Top of EXTRACTED RECORDS

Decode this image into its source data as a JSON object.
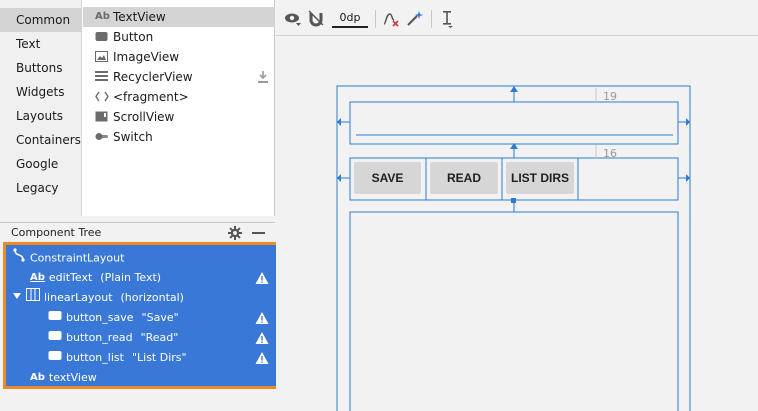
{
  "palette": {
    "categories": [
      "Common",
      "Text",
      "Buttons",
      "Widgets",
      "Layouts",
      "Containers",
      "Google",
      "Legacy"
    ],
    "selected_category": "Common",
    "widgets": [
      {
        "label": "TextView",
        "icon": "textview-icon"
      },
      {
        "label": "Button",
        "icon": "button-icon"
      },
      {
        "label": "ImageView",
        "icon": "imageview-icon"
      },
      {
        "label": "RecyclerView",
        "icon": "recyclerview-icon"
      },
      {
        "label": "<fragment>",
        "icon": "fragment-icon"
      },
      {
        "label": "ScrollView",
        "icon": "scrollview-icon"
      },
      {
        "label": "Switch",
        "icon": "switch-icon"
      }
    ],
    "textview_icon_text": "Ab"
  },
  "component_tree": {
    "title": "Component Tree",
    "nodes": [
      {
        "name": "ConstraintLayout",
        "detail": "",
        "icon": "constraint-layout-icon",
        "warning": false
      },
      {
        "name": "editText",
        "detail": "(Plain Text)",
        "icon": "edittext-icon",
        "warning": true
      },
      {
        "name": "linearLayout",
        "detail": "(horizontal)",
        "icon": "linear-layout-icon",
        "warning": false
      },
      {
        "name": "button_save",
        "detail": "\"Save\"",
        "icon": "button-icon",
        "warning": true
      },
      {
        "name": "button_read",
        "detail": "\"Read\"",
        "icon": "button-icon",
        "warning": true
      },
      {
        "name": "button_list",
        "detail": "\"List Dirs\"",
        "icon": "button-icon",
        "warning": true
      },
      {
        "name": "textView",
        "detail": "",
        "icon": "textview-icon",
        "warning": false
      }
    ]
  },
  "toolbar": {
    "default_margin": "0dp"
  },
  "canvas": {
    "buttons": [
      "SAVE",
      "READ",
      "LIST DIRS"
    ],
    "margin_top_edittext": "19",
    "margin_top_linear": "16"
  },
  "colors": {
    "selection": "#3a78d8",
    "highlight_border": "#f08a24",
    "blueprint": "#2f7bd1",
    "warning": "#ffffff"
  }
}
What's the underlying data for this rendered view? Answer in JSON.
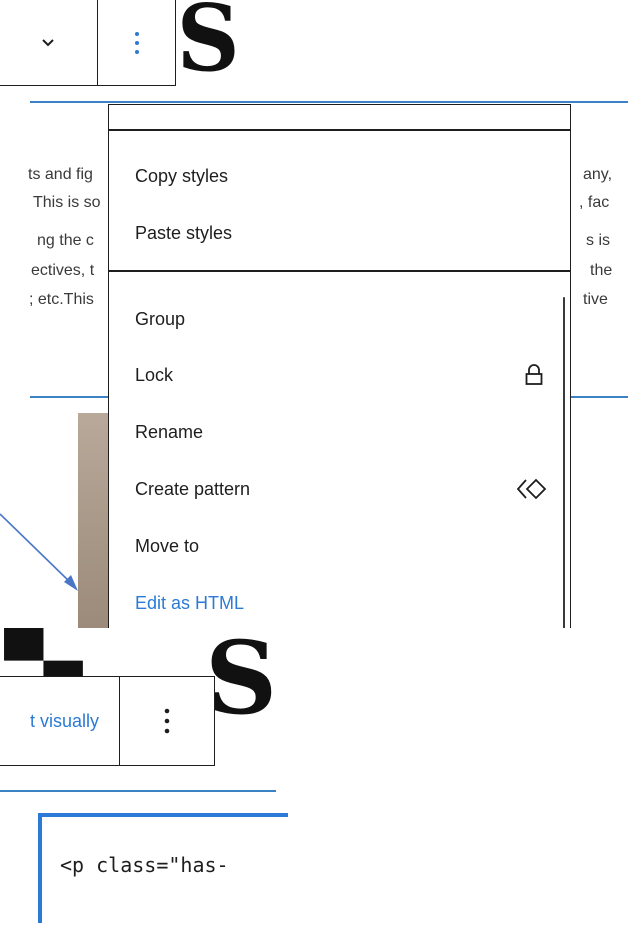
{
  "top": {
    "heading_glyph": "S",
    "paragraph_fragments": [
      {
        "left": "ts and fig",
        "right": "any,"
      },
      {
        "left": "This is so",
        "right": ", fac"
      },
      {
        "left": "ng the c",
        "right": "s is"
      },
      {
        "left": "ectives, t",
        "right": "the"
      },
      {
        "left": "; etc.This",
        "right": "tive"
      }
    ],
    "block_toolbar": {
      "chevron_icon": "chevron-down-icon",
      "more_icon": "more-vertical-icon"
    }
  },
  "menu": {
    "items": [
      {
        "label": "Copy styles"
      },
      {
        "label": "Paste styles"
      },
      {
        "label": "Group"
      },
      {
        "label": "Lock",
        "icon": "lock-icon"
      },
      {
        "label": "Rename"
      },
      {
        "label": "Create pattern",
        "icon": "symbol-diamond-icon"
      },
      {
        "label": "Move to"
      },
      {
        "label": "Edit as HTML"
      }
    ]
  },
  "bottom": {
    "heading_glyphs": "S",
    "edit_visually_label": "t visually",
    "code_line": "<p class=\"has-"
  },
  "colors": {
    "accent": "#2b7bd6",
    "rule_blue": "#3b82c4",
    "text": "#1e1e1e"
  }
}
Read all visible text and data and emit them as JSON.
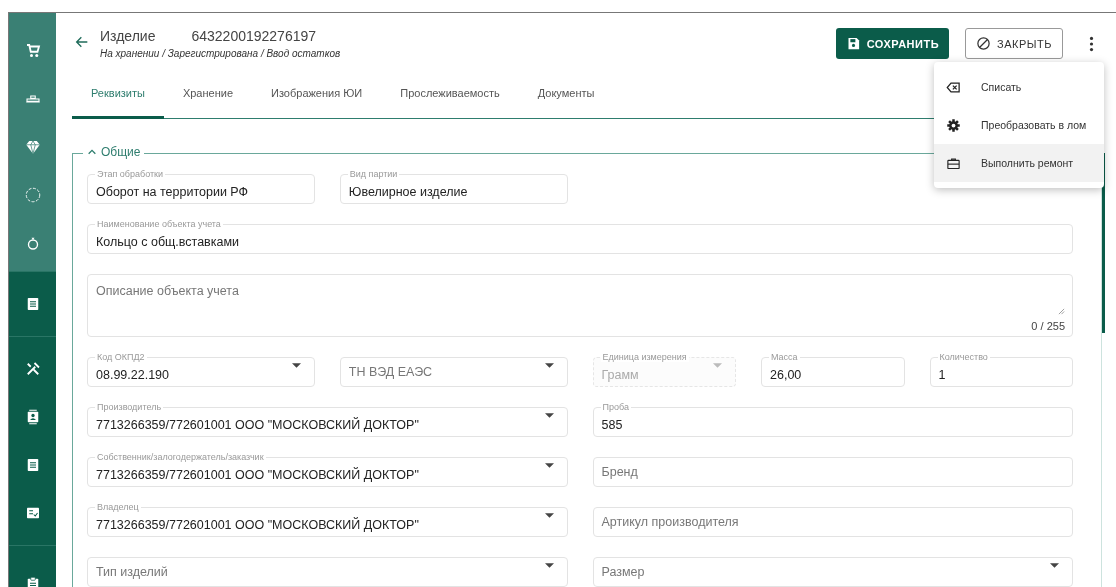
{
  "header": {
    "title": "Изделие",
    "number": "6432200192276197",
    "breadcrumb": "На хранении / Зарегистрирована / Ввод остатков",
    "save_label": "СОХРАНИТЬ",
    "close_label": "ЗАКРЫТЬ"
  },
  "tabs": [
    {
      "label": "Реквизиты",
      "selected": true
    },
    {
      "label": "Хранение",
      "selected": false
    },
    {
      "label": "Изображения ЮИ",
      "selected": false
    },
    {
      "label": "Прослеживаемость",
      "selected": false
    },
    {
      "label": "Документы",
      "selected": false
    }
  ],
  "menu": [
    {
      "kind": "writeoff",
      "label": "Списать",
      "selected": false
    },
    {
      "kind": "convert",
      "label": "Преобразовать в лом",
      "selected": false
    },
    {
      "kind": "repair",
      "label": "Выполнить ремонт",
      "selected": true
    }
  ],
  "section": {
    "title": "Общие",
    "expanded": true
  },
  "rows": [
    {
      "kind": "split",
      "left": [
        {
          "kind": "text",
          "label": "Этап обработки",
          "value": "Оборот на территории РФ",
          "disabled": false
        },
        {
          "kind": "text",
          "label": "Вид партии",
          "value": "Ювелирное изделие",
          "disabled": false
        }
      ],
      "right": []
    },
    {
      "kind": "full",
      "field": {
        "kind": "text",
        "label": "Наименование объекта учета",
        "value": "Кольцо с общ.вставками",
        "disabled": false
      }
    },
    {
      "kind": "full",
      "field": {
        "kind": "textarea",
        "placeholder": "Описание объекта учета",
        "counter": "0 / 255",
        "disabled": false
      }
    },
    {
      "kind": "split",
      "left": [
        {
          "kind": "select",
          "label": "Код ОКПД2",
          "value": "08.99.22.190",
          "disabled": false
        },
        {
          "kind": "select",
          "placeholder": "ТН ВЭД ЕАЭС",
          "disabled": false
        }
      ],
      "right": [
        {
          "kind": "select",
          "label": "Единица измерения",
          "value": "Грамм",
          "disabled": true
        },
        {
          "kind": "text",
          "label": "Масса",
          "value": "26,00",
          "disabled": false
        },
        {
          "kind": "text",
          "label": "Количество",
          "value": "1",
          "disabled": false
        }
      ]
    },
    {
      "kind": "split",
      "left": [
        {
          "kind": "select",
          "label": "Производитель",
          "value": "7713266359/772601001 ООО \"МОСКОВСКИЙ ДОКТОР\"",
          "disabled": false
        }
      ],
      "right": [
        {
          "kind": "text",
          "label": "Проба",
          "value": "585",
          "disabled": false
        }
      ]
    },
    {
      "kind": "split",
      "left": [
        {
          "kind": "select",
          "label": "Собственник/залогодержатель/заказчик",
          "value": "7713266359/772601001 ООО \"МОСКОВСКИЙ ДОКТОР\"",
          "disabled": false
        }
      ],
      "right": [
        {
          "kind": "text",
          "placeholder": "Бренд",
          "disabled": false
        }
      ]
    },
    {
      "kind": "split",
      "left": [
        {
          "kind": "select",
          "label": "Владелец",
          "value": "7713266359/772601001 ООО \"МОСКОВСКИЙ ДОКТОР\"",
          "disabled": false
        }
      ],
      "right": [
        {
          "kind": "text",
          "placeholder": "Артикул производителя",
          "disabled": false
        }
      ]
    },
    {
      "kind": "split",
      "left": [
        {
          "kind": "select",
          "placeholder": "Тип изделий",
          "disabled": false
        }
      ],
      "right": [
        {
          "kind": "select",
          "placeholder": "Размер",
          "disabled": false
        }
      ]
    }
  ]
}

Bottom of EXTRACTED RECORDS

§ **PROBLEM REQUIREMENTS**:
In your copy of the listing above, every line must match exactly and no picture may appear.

§ **TASK SOLUTION**:
Decode this image into its source data as a JSON object.
{
  "palette": {
    "categories": [
      "Common",
      "Text",
      "Buttons",
      "Widgets",
      "Layouts",
      "Containers",
      "Google",
      "Legacy"
    ],
    "selected_category": "Common",
    "widgets": [
      {
        "label": "TextView",
        "icon": "textview-icon"
      },
      {
        "label": "Button",
        "icon": "button-icon"
      },
      {
        "label": "ImageView",
        "icon": "imageview-icon"
      },
      {
        "label": "RecyclerView",
        "icon": "recyclerview-icon"
      },
      {
        "label": "<fragment>",
        "icon": "fragment-icon"
      },
      {
        "label": "ScrollView",
        "icon": "scrollview-icon"
      },
      {
        "label": "Switch",
        "icon": "switch-icon"
      }
    ],
    "textview_icon_text": "Ab"
  },
  "component_tree": {
    "title": "Component Tree",
    "nodes": [
      {
        "name": "ConstraintLayout",
        "detail": "",
        "icon": "constraint-layout-icon",
        "warning": false
      },
      {
        "name": "editText",
        "detail": "(Plain Text)",
        "icon": "edittext-icon",
        "warning": true
      },
      {
        "name": "linearLayout",
        "detail": "(horizontal)",
        "icon": "linear-layout-icon",
        "warning": false
      },
      {
        "name": "button_save",
        "detail": "\"Save\"",
        "icon": "button-icon",
        "warning": true
      },
      {
        "name": "button_read",
        "detail": "\"Read\"",
        "icon": "button-icon",
        "warning": true
      },
      {
        "name": "button_list",
        "detail": "\"List Dirs\"",
        "icon": "button-icon",
        "warning": true
      },
      {
        "name": "textView",
        "detail": "",
        "icon": "textview-icon",
        "warning": false
      }
    ]
  },
  "toolbar": {
    "default_margin": "0dp"
  },
  "canvas": {
    "buttons": [
      "SAVE",
      "READ",
      "LIST DIRS"
    ],
    "margin_top_edittext": "19",
    "margin_top_linear": "16"
  },
  "colors": {
    "selection": "#3a78d8",
    "highlight_border": "#f08a24",
    "blueprint": "#2f7bd1",
    "warning": "#ffffff"
  }
}
What's the underlying data for this rendered view? Answer in JSON.
{
  "top": {
    "heading_glyph": "S",
    "paragraph_fragments": [
      {
        "left": "ts and fig",
        "right": "any,"
      },
      {
        "left": "This is so",
        "right": ", fac"
      },
      {
        "left": "ng the c",
        "right": "s is"
      },
      {
        "left": "ectives, t",
        "right": "the"
      },
      {
        "left": "; etc.This",
        "right": "tive"
      }
    ],
    "block_toolbar": {
      "chevron_icon": "chevron-down-icon",
      "more_icon": "more-vertical-icon"
    }
  },
  "menu": {
    "items": [
      {
        "label": "Copy styles"
      },
      {
        "label": "Paste styles"
      },
      {
        "label": "Group"
      },
      {
        "label": "Lock",
        "icon": "lock-icon"
      },
      {
        "label": "Rename"
      },
      {
        "label": "Create pattern",
        "icon": "symbol-diamond-icon"
      },
      {
        "label": "Move to"
      },
      {
        "label": "Edit as HTML"
      }
    ]
  },
  "bottom": {
    "heading_glyphs": "S",
    "edit_visually_label": "t visually",
    "code_line": "<p class=\"has-"
  },
  "colors": {
    "accent": "#2b7bd6",
    "rule_blue": "#3b82c4",
    "text": "#1e1e1e"
  }
}
Read all visible text and data and emit them as JSON.
{
  "header": {
    "title": "Изделие",
    "number": "6432200192276197",
    "breadcrumb": "На хранении / Зарегистрирована / Ввод остатков",
    "save_label": "СОХРАНИТЬ",
    "close_label": "ЗАКРЫТЬ"
  },
  "tabs": [
    {
      "label": "Реквизиты",
      "selected": true
    },
    {
      "label": "Хранение",
      "selected": false
    },
    {
      "label": "Изображения ЮИ",
      "selected": false
    },
    {
      "label": "Прослеживаемость",
      "selected": false
    },
    {
      "label": "Документы",
      "selected": false
    }
  ],
  "menu": [
    {
      "kind": "writeoff",
      "label": "Списать",
      "selected": false
    },
    {
      "kind": "convert",
      "label": "Преобразовать в лом",
      "selected": false
    },
    {
      "kind": "repair",
      "label": "Выполнить ремонт",
      "selected": true
    }
  ],
  "section": {
    "title": "Общие",
    "expanded": true
  },
  "rows": [
    {
      "kind": "split",
      "left": [
        {
          "kind": "text",
          "label": "Этап обработки",
          "value": "Оборот на территории РФ",
          "disabled": false
        },
        {
          "kind": "text",
          "label": "Вид партии",
          "value": "Ювелирное изделие",
          "disabled": false
        }
      ],
      "right": []
    },
    {
      "kind": "full",
      "field": {
        "kind": "text",
        "label": "Наименование объекта учета",
        "value": "Кольцо с общ.вставками",
        "disabled": false
      }
    },
    {
      "kind": "full",
      "field": {
        "kind": "textarea",
        "placeholder": "Описание объекта учета",
        "counter": "0 / 255",
        "disabled": false
      }
    },
    {
      "kind": "split",
      "left": [
        {
          "kind": "select",
          "label": "Код ОКПД2",
          "value": "08.99.22.190",
          "disabled": false
        },
        {
          "kind": "select",
          "placeholder": "ТН ВЭД ЕАЭС",
          "disabled": false
        }
      ],
      "right": [
        {
          "kind": "select",
          "label": "Единица измерения",
          "value": "Грамм",
          "disabled": true
        },
        {
          "kind": "text",
          "label": "Масса",
          "value": "26,00",
          "disabled": false
        },
        {
          "kind": "text",
          "label": "Количество",
          "value": "1",
          "disabled": false
        }
      ]
    },
    {
      "kind": "split",
      "left": [
        {
          "kind": "select",
          "label": "Производитель",
          "value": "7713266359/772601001 ООО \"МОСКОВСКИЙ ДОКТОР\"",
          "disabled": false
        }
      ],
      "right": [
        {
          "kind": "text",
          "label": "Проба",
          "value": "585",
          "disabled": false
        }
      ]
    },
    {
      "kind": "split",
      "left": [
        {
          "kind": "select",
          "label": "Собственник/залогодержатель/заказчик",
          "value": "7713266359/772601001 ООО \"МОСКОВСКИЙ ДОКТОР\"",
          "disabled": false
        }
      ],
      "right": [
        {
          "kind": "text",
          "placeholder": "Бренд",
          "disabled": false
        }
      ]
    },
    {
      "kind": "split",
      "left": [
        {
          "kind": "select",
          "label": "Владелец",
          "value": "7713266359/772601001 ООО \"МОСКОВСКИЙ ДОКТОР\"",
          "disabled": false
        }
      ],
      "right": [
        {
          "kind": "text",
          "placeholder": "Артикул производителя",
          "disabled": false
        }
      ]
    },
    {
      "kind": "split",
      "left": [
        {
          "kind": "select",
          "placeholder": "Тип изделий",
          "disabled": false
        }
      ],
      "right": [
        {
          "kind": "select",
          "placeholder": "Размер",
          "disabled": false
        }
      ]
    }
  ]
}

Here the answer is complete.